=== Begin Enclosure ===

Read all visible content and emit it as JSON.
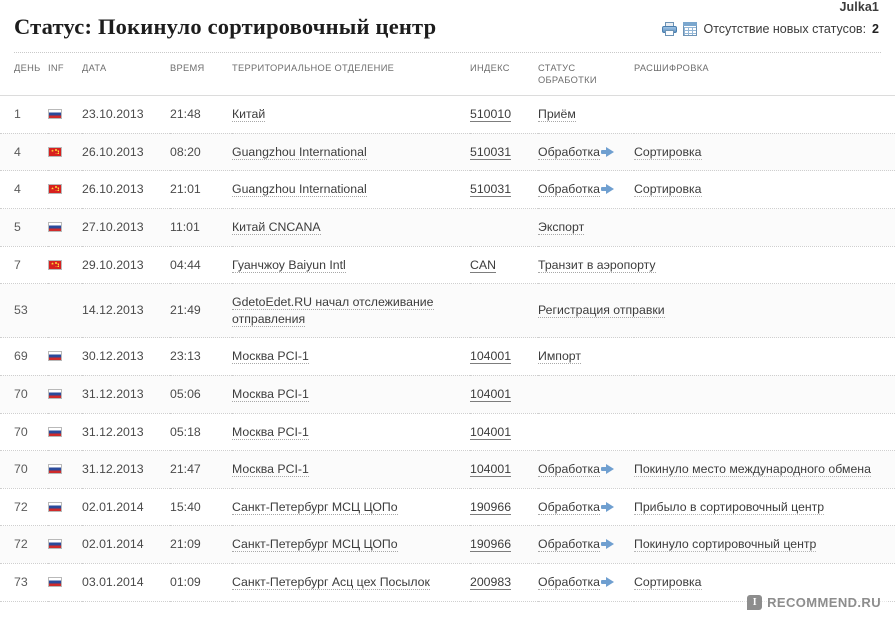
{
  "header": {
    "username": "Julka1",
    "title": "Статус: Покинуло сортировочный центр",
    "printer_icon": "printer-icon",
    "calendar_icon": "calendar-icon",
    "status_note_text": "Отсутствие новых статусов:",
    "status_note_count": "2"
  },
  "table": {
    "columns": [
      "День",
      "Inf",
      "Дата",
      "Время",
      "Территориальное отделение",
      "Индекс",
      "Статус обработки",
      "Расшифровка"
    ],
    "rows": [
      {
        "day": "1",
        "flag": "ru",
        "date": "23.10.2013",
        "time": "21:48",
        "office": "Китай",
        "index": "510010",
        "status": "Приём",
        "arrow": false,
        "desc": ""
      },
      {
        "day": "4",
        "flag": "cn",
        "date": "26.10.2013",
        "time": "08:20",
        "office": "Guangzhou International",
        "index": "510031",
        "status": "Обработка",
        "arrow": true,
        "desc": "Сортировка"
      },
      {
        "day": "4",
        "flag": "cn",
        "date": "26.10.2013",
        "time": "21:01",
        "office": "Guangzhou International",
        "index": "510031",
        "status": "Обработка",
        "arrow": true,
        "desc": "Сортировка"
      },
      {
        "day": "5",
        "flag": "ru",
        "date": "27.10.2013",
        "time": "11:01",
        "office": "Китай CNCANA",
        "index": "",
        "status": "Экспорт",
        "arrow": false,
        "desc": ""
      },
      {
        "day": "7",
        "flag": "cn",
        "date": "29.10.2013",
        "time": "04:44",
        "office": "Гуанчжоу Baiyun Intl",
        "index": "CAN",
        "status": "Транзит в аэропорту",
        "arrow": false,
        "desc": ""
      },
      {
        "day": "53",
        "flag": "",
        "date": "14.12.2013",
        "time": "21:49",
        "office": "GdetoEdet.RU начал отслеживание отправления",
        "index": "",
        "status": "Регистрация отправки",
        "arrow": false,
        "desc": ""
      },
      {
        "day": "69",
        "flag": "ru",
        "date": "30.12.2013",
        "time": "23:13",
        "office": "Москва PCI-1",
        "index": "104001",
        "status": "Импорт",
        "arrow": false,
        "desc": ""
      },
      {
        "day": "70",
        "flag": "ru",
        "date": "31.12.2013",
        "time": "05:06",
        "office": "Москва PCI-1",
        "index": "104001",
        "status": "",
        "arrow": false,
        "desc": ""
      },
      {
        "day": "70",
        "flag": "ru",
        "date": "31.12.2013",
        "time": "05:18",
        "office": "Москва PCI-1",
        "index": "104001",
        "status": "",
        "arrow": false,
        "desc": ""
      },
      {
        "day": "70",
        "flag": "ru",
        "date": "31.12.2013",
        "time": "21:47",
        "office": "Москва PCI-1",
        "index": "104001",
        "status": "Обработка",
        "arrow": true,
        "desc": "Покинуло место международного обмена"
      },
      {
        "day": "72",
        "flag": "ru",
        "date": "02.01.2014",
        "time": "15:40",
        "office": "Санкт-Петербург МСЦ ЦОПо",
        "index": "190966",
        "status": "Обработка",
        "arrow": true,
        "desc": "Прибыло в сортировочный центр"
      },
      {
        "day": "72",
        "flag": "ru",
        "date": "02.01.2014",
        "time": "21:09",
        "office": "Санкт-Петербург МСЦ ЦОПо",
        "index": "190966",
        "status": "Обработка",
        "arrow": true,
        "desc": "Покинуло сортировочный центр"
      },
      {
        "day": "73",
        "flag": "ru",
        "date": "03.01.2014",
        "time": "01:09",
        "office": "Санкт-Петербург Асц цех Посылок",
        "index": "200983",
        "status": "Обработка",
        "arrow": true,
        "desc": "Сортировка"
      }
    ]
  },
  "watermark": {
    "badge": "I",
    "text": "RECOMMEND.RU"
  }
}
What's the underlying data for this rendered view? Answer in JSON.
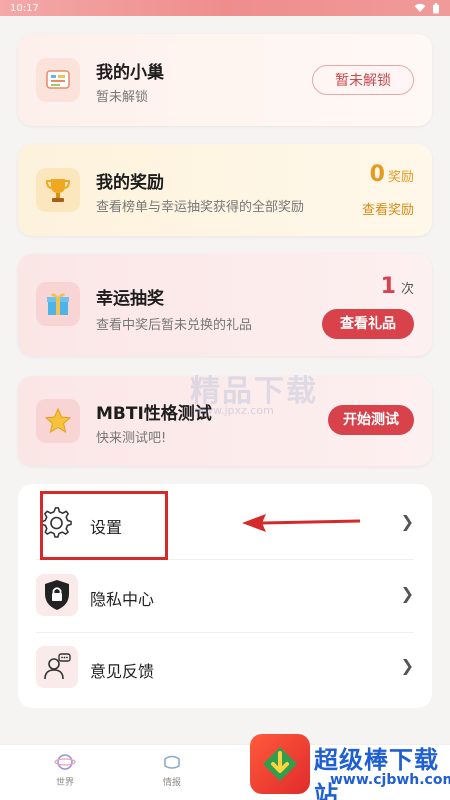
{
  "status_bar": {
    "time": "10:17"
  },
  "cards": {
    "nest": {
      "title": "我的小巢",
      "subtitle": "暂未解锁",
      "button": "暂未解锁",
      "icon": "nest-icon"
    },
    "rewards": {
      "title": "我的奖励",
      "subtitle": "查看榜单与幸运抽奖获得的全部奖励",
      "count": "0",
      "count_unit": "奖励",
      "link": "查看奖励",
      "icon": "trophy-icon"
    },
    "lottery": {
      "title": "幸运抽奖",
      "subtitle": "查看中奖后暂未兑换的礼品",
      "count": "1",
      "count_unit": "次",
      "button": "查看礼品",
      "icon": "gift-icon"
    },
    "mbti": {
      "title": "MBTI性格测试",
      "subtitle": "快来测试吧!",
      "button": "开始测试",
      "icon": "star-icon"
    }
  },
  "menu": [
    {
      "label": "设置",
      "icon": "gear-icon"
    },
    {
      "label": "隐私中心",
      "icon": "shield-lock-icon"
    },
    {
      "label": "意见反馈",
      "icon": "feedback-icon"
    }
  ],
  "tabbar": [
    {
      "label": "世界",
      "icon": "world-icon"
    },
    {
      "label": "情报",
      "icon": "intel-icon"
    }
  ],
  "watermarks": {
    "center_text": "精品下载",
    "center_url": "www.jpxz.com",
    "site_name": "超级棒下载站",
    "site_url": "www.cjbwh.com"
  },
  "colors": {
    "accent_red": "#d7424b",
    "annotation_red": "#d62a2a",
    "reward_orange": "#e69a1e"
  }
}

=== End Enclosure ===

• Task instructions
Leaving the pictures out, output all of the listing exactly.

• Exercise output
Read all visible content and emit it as JSON.
{
  "header": {
    "username": "Julka1",
    "title": "Статус: Покинуло сортировочный центр",
    "printer_icon": "printer-icon",
    "calendar_icon": "calendar-icon",
    "status_note_text": "Отсутствие новых статусов:",
    "status_note_count": "2"
  },
  "table": {
    "columns": [
      "День",
      "Inf",
      "Дата",
      "Время",
      "Территориальное отделение",
      "Индекс",
      "Статус обработки",
      "Расшифровка"
    ],
    "rows": [
      {
        "day": "1",
        "flag": "ru",
        "date": "23.10.2013",
        "time": "21:48",
        "office": "Китай",
        "index": "510010",
        "status": "Приём",
        "arrow": false,
        "desc": ""
      },
      {
        "day": "4",
        "flag": "cn",
        "date": "26.10.2013",
        "time": "08:20",
        "office": "Guangzhou International",
        "index": "510031",
        "status": "Обработка",
        "arrow": true,
        "desc": "Сортировка"
      },
      {
        "day": "4",
        "flag": "cn",
        "date": "26.10.2013",
        "time": "21:01",
        "office": "Guangzhou International",
        "index": "510031",
        "status": "Обработка",
        "arrow": true,
        "desc": "Сортировка"
      },
      {
        "day": "5",
        "flag": "ru",
        "date": "27.10.2013",
        "time": "11:01",
        "office": "Китай CNCANA",
        "index": "",
        "status": "Экспорт",
        "arrow": false,
        "desc": ""
      },
      {
        "day": "7",
        "flag": "cn",
        "date": "29.10.2013",
        "time": "04:44",
        "office": "Гуанчжоу Baiyun Intl",
        "index": "CAN",
        "status": "Транзит в аэропорту",
        "arrow": false,
        "desc": ""
      },
      {
        "day": "53",
        "flag": "",
        "date": "14.12.2013",
        "time": "21:49",
        "office": "GdetoEdet.RU начал отслеживание отправления",
        "index": "",
        "status": "Регистрация отправки",
        "arrow": false,
        "desc": ""
      },
      {
        "day": "69",
        "flag": "ru",
        "date": "30.12.2013",
        "time": "23:13",
        "office": "Москва PCI-1",
        "index": "104001",
        "status": "Импорт",
        "arrow": false,
        "desc": ""
      },
      {
        "day": "70",
        "flag": "ru",
        "date": "31.12.2013",
        "time": "05:06",
        "office": "Москва PCI-1",
        "index": "104001",
        "status": "",
        "arrow": false,
        "desc": ""
      },
      {
        "day": "70",
        "flag": "ru",
        "date": "31.12.2013",
        "time": "05:18",
        "office": "Москва PCI-1",
        "index": "104001",
        "status": "",
        "arrow": false,
        "desc": ""
      },
      {
        "day": "70",
        "flag": "ru",
        "date": "31.12.2013",
        "time": "21:47",
        "office": "Москва PCI-1",
        "index": "104001",
        "status": "Обработка",
        "arrow": true,
        "desc": "Покинуло место международного обмена"
      },
      {
        "day": "72",
        "flag": "ru",
        "date": "02.01.2014",
        "time": "15:40",
        "office": "Санкт-Петербург МСЦ ЦОПо",
        "index": "190966",
        "status": "Обработка",
        "arrow": true,
        "desc": "Прибыло в сортировочный центр"
      },
      {
        "day": "72",
        "flag": "ru",
        "date": "02.01.2014",
        "time": "21:09",
        "office": "Санкт-Петербург МСЦ ЦОПо",
        "index": "190966",
        "status": "Обработка",
        "arrow": true,
        "desc": "Покинуло сортировочный центр"
      },
      {
        "day": "73",
        "flag": "ru",
        "date": "03.01.2014",
        "time": "01:09",
        "office": "Санкт-Петербург Асц цех Посылок",
        "index": "200983",
        "status": "Обработка",
        "arrow": true,
        "desc": "Сортировка"
      }
    ]
  },
  "watermark": {
    "badge": "I",
    "text": "RECOMMEND.RU"
  }
}
What's the underlying data for this rendered view? Answer in JSON.
{
  "status_bar": {
    "time": "10:17"
  },
  "cards": {
    "nest": {
      "title": "我的小巢",
      "subtitle": "暂未解锁",
      "button": "暂未解锁",
      "icon": "nest-icon"
    },
    "rewards": {
      "title": "我的奖励",
      "subtitle": "查看榜单与幸运抽奖获得的全部奖励",
      "count": "0",
      "count_unit": "奖励",
      "link": "查看奖励",
      "icon": "trophy-icon"
    },
    "lottery": {
      "title": "幸运抽奖",
      "subtitle": "查看中奖后暂未兑换的礼品",
      "count": "1",
      "count_unit": "次",
      "button": "查看礼品",
      "icon": "gift-icon"
    },
    "mbti": {
      "title": "MBTI性格测试",
      "subtitle": "快来测试吧!",
      "button": "开始测试",
      "icon": "star-icon"
    }
  },
  "menu": [
    {
      "label": "设置",
      "icon": "gear-icon"
    },
    {
      "label": "隐私中心",
      "icon": "shield-lock-icon"
    },
    {
      "label": "意见反馈",
      "icon": "feedback-icon"
    }
  ],
  "tabbar": [
    {
      "label": "世界",
      "icon": "world-icon"
    },
    {
      "label": "情报",
      "icon": "intel-icon"
    }
  ],
  "watermarks": {
    "center_text": "精品下载",
    "center_url": "www.jpxz.com",
    "site_name": "超级棒下载站",
    "site_url": "www.cjbwh.com"
  },
  "colors": {
    "accent_red": "#d7424b",
    "annotation_red": "#d62a2a",
    "reward_orange": "#e69a1e"
  }
}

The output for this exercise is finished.